Hoekstra, Y. A. (2013). The Water Footprint of Modern Consumer Society. London: Routledge.

Kenward, A. (2010). Awash in Awareness: Knowing a Product’s «Water Footprint» May Help Consumers Conserve H2O. Scientific American, 1-1. Retrieved from http://www.scientificamerican.com/article/water-footprint/

Manson, L., & Epps, T. (2014). Water Footprint Labelling and WTO Rules. Rev Euro Comp & Int Env Law, 329-341.

McLaren, W. (2008, 4 22). TreeHugger. Retrieved from Should Food Labelling Show Water Footprint?: http://www.treehugger.com/clean-water/should-food-labelling-show-water-footprint.html

Segal, R., & MacMillan, T. (2009). Sustain the alliance for better food and farming: Water Labels on Food; Issues and Recommendations. Food Ethics council, 1-15.

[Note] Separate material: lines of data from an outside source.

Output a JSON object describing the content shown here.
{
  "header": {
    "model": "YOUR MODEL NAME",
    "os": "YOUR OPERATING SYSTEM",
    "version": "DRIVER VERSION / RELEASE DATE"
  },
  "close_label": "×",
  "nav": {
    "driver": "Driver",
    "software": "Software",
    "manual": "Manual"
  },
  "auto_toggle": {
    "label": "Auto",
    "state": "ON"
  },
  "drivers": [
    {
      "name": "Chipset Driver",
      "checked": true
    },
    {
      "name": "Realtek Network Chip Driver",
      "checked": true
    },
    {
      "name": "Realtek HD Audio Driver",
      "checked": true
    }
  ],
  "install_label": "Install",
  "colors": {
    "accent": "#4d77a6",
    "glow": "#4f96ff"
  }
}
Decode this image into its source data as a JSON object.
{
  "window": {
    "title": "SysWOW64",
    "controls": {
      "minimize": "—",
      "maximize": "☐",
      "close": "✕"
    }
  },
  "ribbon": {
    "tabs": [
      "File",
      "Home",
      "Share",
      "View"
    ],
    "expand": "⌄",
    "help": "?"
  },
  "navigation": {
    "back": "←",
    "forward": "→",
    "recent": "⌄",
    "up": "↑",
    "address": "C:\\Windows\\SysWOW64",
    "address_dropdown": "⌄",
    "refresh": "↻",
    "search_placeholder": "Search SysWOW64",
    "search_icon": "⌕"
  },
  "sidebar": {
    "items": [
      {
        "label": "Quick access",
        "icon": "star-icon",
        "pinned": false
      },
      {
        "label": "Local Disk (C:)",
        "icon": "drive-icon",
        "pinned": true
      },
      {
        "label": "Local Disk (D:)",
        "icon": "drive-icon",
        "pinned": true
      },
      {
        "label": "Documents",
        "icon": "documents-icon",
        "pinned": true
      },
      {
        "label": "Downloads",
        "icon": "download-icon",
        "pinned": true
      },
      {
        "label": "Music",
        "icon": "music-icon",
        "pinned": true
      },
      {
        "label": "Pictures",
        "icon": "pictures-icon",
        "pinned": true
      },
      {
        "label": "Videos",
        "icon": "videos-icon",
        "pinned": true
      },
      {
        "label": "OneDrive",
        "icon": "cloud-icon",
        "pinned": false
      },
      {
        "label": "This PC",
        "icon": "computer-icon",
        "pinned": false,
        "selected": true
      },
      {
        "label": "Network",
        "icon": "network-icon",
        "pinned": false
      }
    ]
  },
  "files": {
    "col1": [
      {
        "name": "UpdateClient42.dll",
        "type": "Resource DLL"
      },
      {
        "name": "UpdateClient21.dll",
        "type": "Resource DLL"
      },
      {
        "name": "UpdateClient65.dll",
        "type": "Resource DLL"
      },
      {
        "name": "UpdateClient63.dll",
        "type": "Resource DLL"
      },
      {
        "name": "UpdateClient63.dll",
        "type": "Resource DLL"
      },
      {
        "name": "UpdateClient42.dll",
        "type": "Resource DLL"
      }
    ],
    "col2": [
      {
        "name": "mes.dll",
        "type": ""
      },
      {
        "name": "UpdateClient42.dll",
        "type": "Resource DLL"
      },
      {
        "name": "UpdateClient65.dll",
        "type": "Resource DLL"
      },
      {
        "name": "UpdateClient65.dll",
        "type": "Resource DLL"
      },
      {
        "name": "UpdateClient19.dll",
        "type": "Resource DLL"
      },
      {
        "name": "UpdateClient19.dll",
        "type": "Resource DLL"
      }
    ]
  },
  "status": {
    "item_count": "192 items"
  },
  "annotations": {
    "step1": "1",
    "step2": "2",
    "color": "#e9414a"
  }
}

WFN. (2016). Water Footprint Network. Retrieved from Personal Water Footprint: http://waterfootprint.org/en/water-footprint/personal-water-footprint/

WWF. (2016). Water Footprint — How People Use Fresh Water. Retrieved from http://www.wwf.org.au/our_work/people_and_the_environment/human_footprint/water_footprint/